April 2018 is a big month for aspiring writers, poets, and other creatives. Currently, I am participating in Camp NaNoWriMo by writing a short story collection. Most blog posts this month will be focused on my experiences with completing this project.
April is a big month for aspiring writers. Many writing contests and challenges are put forth to push writers to grow in their craft by various organizations. It comes timely for me, as I have recently left my contract job and am looking for new opportunities on the horizon. One would think that my open schedule will allow for uninterrupted participation in events like Camp NaNoWriMo.
I’m flattered by the amount of faith you have in me.
Staying committed to my goals has been a long-standing struggle of mine when it comes to writing projects. Partly due to the natural disorder of life, but mostly to do with the intimidation I feel when I actually sit down to work towards my writing goals.
Currently, I have a writing goal on Camp NaNoWriMo to log a total productive writing time of 60 hours before the month’s end. The plan is to write two hours every day on my short story collection. It takes around four to six hours to write a short story, so I will produce around 10 inter-related stories that will need to undergo revision by the last day of the month.

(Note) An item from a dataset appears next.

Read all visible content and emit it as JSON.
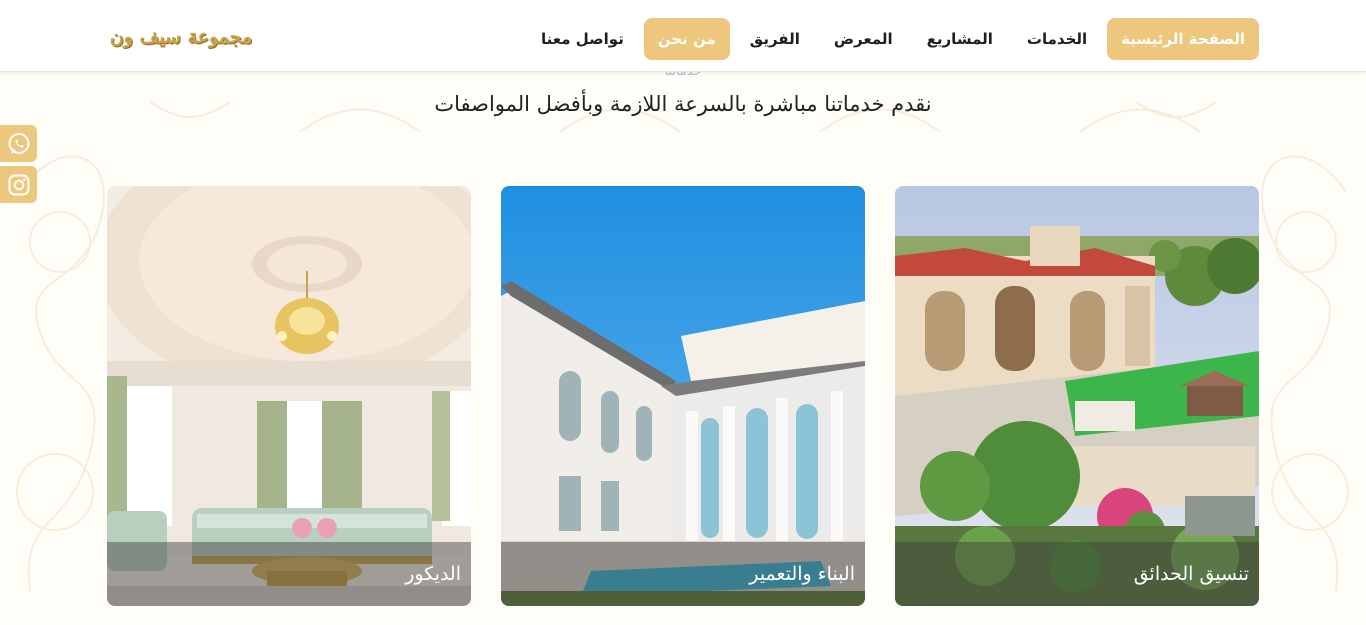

It seems like a doable creative project and it is not that much of a stretch for me.
Then I fail to write the first day and the second day. I give it another go the third day and actually produce the first arc. By the next day, it is back to not writing on the project at all.
I am not alone in my dilemma. If the many blog posts and articles out there about achieving goals serve as any indication, many people, in general, wrestle with fulfilling set goals. It partly has to do with fantasizing the goal too much that a sense of accomplishment is given, or too high of expectation that the fear of falling short stops us from even starting.
So how do I get over the initial hump of being intimidated by my own goals?
I make a smaller goal to reach the bigger one.
Writing two hours a day can be daunting, especially when you have other things vying for your attention. However, writing for 10-15 minutes in quick sessions throughout the day is less stressful. I tell myself, “I’ll write for 10 minutes, focusing on the interaction between the two characters.” After those 10 minutes are done, I give myself a break and not look at the previous work.
Rinse and repeat until I have a rough draft of the first arc.
Often times, it is a matter of getting started that makes the goal less intimidating. It is easy to fall into the habit of criticizing the work before you even start (or even while you’re writing it). But if the time is mapped out in smaller sessions, it makes it difficult to truly critique the work until after the section is done.
Overall, writing in sprints has definitely kept me from falling too far behind from my daily goals.
How do you go about achieving your goals?